Choosing soil and plants
Scandinavians grew their green roofs in soil taken straight from the ground. Some modern green roofs still use garden soil, but there are plenty of other options. Crushed brick, pumice, expanded clay and shale are good options especially for a drought-tolerant green roof that will require good drainage.
When considering weight, your choice of soil substrate is essential. Specialized mixes like Utelite, an expanded shale aggregate substrate used on green roofs at the LDS Conference Center and the Natural History Museum of Utah, can cut the soil weight by half.
In 2010, the Denver Botanic Garden planted a 1,180-square-foot green roof using it as a test case to research whether green roofs could be water-efficient in water-thirsty areas. Four years later, horticulturist Amy Schneider considers the garden a success.
Since the roof’s installment Schneider has been collecting data on garden’s 112 plants, enabling the botanical garden to compile from these records a list of well-adapted, hardy plants thriving in a garden that receives a one-inch watering every seven weeks.
Schneider hasn’t always been able to water so little, and not every plant has survived. Here is what she’s learned:
• Establishing roots can take some plants two, even three years. The first year, the garden may require daily watering, with each subsequent year needing less as plants put down roots.
• Plant biodiversity equals a healthier dry-conditions green roof. Mixing sizes and types of plants can shade their roots, creating conditions that allow for less water.
• Plant from seedlings, not by broadcasting seeds. Seeds are difficult to establish on a dry-climate green roof since they need constant moisture to germinate.
Here are a few of the best plants for your rooftop garden:
- Penstemon pinifolius, a creeping herbaceous perennial with red flowers that attract hummingbirds
- Ipomopsis, a genus of tall flowering plants with red trumpets (one of the few plants that can start by seed)
Books and magazines
High and Dry: Gardening with Cold-Hardy Dryland Plants, Robert Nold, 2012
The Professional Design Guide to Green Roofs, K. Dakin, L. Benjamin, M. Pantiel, 2013
Small Green Roofs: Low-Tech Options for Greener Living, E. Snodgrass, N. Dunnett, D. Gedge, J. Little , 2011
Journal of Living Architecture http://livingarchitecturemonitor.com/index.php/journal
Red Butte Gardens. Visit the gardens (located at 300 Wakara Way), find gardening tips on their website, attend the plant sales, talk to knowledgeable staff. Fall Bulb and Native Plant Sale on Sept 26 and 27. RedButteGarden.org
Grow Wild Nursery, a local native and water-wise nursery with wildflowers, cacti, grasses, conifers and more, 372 E 2100 S, growwildnursery.com

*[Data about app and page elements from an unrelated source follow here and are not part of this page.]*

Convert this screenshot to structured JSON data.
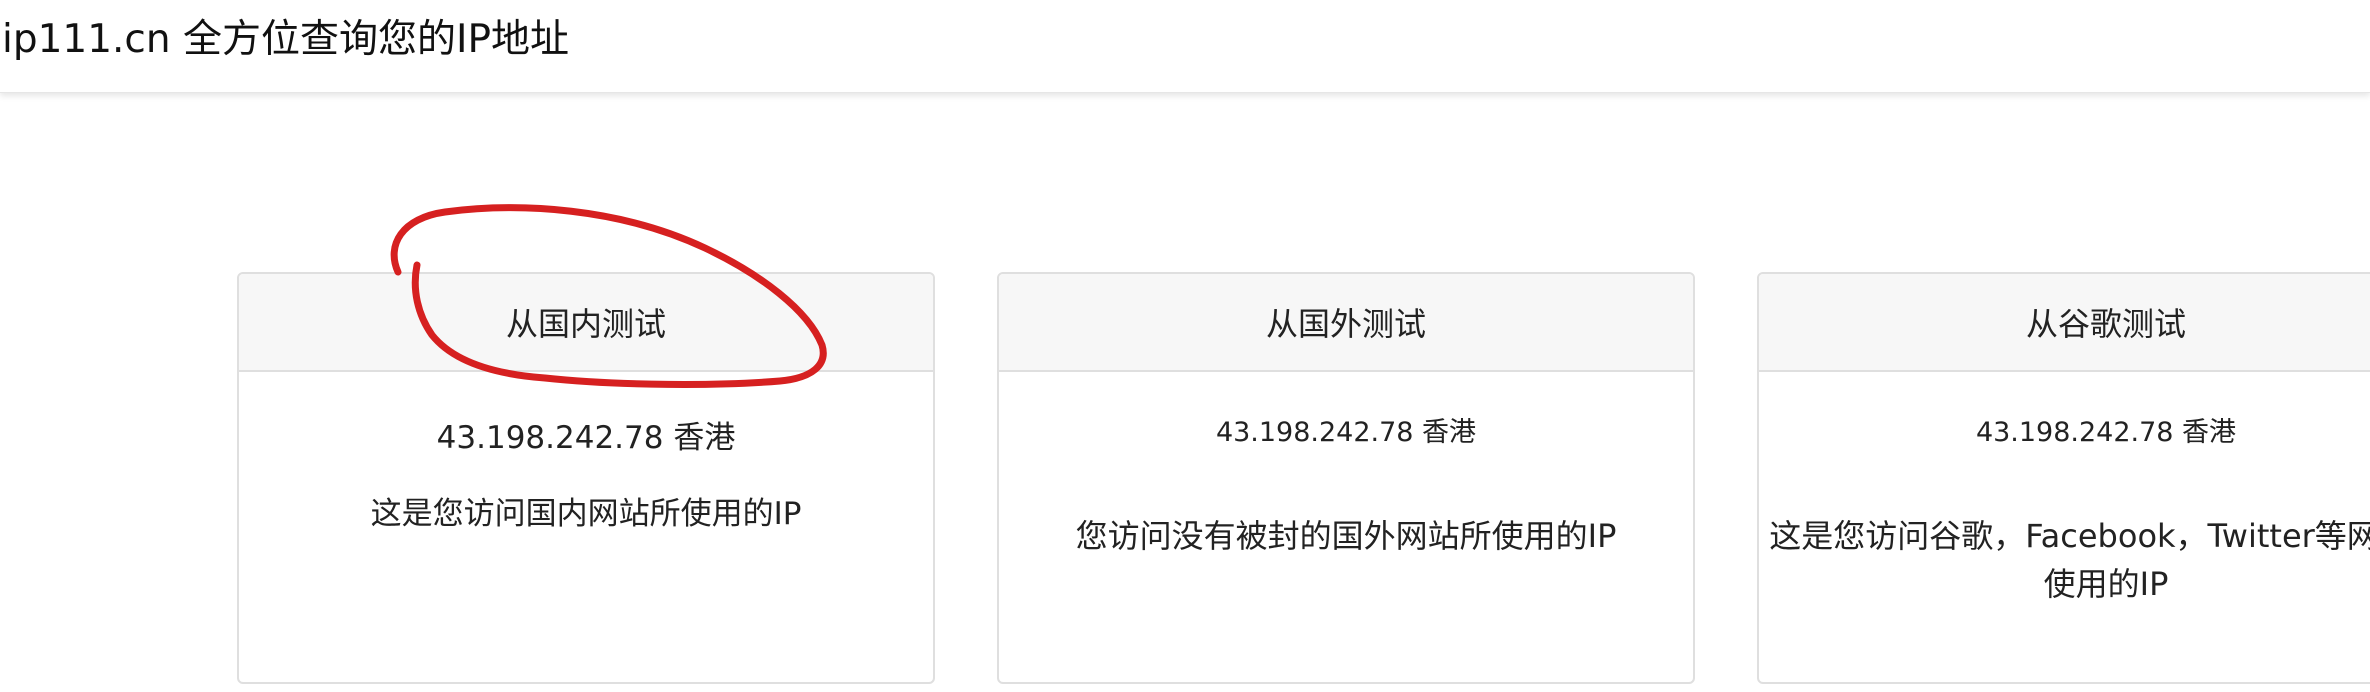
{
  "navbar": {
    "brand": "ip111.cn 全方位查询您的IP地址"
  },
  "cards": {
    "domestic": {
      "title": "从国内测试",
      "ip": "43.198.242.78 香港",
      "description": "这是您访问国内网站所使用的IP"
    },
    "foreign": {
      "title": "从国外测试",
      "ip": "43.198.242.78 香港",
      "description": "您访问没有被封的国外网站所使用的IP"
    },
    "google": {
      "title": "从谷歌测试",
      "ip": "43.198.242.78 香港",
      "description": "这是您访问谷歌，Facebook，Twitter等网站所使用的IP"
    }
  },
  "annotation": {
    "shape": "freehand-ellipse",
    "target": "cards.domestic.title",
    "color": "#d62020"
  }
}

Denver Botanic Gardens. In the gardens navigator, click on “plant search” and under the “choose location” option enter “green roof” to see information on all current plants on the garden’s green roof. http://navigate.botanicgardens.org/ecmweb/ECM_Home.html

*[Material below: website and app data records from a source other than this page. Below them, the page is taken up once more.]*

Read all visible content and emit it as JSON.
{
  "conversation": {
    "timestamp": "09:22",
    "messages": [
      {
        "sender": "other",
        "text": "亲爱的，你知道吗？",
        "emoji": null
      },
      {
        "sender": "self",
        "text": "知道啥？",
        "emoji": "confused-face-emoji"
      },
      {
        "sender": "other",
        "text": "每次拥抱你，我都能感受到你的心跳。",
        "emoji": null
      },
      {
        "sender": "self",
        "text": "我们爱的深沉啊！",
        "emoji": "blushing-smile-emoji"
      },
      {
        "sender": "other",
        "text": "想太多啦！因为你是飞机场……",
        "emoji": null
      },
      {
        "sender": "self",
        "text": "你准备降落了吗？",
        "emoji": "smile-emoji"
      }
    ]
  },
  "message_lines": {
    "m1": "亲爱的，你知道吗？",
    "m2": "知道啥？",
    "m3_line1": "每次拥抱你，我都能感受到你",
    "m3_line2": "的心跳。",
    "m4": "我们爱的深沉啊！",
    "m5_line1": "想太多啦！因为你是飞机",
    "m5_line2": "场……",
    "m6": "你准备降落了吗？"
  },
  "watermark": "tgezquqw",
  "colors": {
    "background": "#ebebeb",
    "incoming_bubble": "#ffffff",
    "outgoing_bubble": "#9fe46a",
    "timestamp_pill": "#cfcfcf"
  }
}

Cities Alive Green Roof and Walls Conference, Nashville, Nov 12-15, 2014. www.citiesalive.org